**Exercise inputs**.
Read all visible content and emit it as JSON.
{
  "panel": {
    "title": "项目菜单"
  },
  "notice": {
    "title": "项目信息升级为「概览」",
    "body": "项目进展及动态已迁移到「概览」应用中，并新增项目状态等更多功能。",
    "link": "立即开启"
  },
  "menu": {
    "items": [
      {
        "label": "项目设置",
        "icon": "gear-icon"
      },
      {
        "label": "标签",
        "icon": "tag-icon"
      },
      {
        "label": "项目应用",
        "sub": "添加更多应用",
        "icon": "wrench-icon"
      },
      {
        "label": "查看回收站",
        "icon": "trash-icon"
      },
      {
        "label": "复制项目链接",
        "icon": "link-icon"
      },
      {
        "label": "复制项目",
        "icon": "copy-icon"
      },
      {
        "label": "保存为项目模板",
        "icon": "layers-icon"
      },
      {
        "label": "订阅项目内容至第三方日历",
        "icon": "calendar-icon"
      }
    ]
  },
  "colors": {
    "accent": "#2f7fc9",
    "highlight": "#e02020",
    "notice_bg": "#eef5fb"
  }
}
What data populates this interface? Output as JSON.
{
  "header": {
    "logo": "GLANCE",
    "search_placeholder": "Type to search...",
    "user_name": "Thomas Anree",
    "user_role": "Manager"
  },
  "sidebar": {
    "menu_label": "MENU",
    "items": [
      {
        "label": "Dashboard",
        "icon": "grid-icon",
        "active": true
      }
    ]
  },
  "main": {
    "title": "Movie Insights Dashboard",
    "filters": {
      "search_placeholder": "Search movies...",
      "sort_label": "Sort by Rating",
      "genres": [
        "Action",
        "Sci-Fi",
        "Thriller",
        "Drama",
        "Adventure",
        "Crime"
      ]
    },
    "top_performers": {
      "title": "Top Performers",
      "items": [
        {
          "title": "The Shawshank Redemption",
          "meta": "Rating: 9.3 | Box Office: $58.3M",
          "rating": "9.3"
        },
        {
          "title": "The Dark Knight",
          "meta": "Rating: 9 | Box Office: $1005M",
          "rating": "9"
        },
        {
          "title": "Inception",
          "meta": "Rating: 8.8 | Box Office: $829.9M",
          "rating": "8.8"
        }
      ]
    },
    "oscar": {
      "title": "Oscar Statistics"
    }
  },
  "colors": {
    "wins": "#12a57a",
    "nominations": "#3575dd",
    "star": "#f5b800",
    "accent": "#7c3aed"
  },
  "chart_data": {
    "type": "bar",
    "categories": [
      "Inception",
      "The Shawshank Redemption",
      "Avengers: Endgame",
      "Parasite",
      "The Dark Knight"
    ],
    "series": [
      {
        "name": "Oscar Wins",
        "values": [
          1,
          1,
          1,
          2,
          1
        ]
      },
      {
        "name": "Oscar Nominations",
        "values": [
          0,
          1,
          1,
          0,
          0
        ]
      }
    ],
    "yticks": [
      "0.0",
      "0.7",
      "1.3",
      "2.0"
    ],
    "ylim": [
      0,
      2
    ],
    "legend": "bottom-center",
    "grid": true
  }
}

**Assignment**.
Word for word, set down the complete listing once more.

**Written answer**.
Read all visible content and emit it as JSON.
{
  "panel": {
    "title": "项目菜单"
  },
  "notice": {
    "title": "项目信息升级为「概览」",
    "body": "项目进展及动态已迁移到「概览」应用中，并新增项目状态等更多功能。",
    "link": "立即开启"
  },
  "menu": {
    "items": [
      {
        "label": "项目设置",
        "icon": "gear-icon"
      },
      {
        "label": "标签",
        "icon": "tag-icon"
      },
      {
        "label": "项目应用",
        "sub": "添加更多应用",
        "icon": "wrench-icon"
      },
      {
        "label": "查看回收站",
        "icon": "trash-icon"
      },
      {
        "label": "复制项目链接",
        "icon": "link-icon"
      },
      {
        "label": "复制项目",
        "icon": "copy-icon"
      },
      {
        "label": "保存为项目模板",
        "icon": "layers-icon"
      },
      {
        "label": "订阅项目内容至第三方日历",
        "icon": "calendar-icon"
      }
    ]
  },
  "colors": {
    "accent": "#2f7fc9",
    "highlight": "#e02020",
    "notice_bg": "#eef5fb"
  }
}
What data populates this interface? Output as JSON.
{
  "header": {
    "logo": "GLANCE",
    "search_placeholder": "Type to search...",
    "user_name": "Thomas Anree",
    "user_role": "Manager"
  },
  "sidebar": {
    "menu_label": "MENU",
    "items": [
      {
        "label": "Dashboard",
        "icon": "grid-icon",
        "active": true
      }
    ]
  },
  "main": {
    "title": "Movie Insights Dashboard",
    "filters": {
      "search_placeholder": "Search movies...",
      "sort_label": "Sort by Rating",
      "genres": [
        "Action",
        "Sci-Fi",
        "Thriller",
        "Drama",
        "Adventure",
        "Crime"
      ]
    },
    "top_performers": {
      "title": "Top Performers",
      "items": [
        {
          "title": "The Shawshank Redemption",
          "meta": "Rating: 9.3 | Box Office: $58.3M",
          "rating": "9.3"
        },
        {
          "title": "The Dark Knight",
          "meta": "Rating: 9 | Box Office: $1005M",
          "rating": "9"
        },
        {
          "title": "Inception",
          "meta": "Rating: 8.8 | Box Office: $829.9M",
          "rating": "8.8"
        }
      ]
    },
    "oscar": {
      "title": "Oscar Statistics"
    }
  },
  "colors": {
    "wins": "#12a57a",
    "nominations": "#3575dd",
    "star": "#f5b800",
    "accent": "#7c3aed"
  },
  "chart_data": {
    "type": "bar",
    "categories": [
      "Inception",
      "The Shawshank Redemption",
      "Avengers: Endgame",
      "Parasite",
      "The Dark Knight"
    ],
    "series": [
      {
        "name": "Oscar Wins",
        "values": [
          1,
          1,
          1,
          2,
          1
        ]
      },
      {
        "name": "Oscar Nominations",
        "values": [
          0,
          1,
          1,
          0,
          0
        ]
      }
    ],
    "yticks": [
      "0.0",
      "0.7",
      "1.3",
      "2.0"
    ],
    "ylim": [
      0,
      2
    ],
    "legend": "bottom-center",
    "grid": true
  }
}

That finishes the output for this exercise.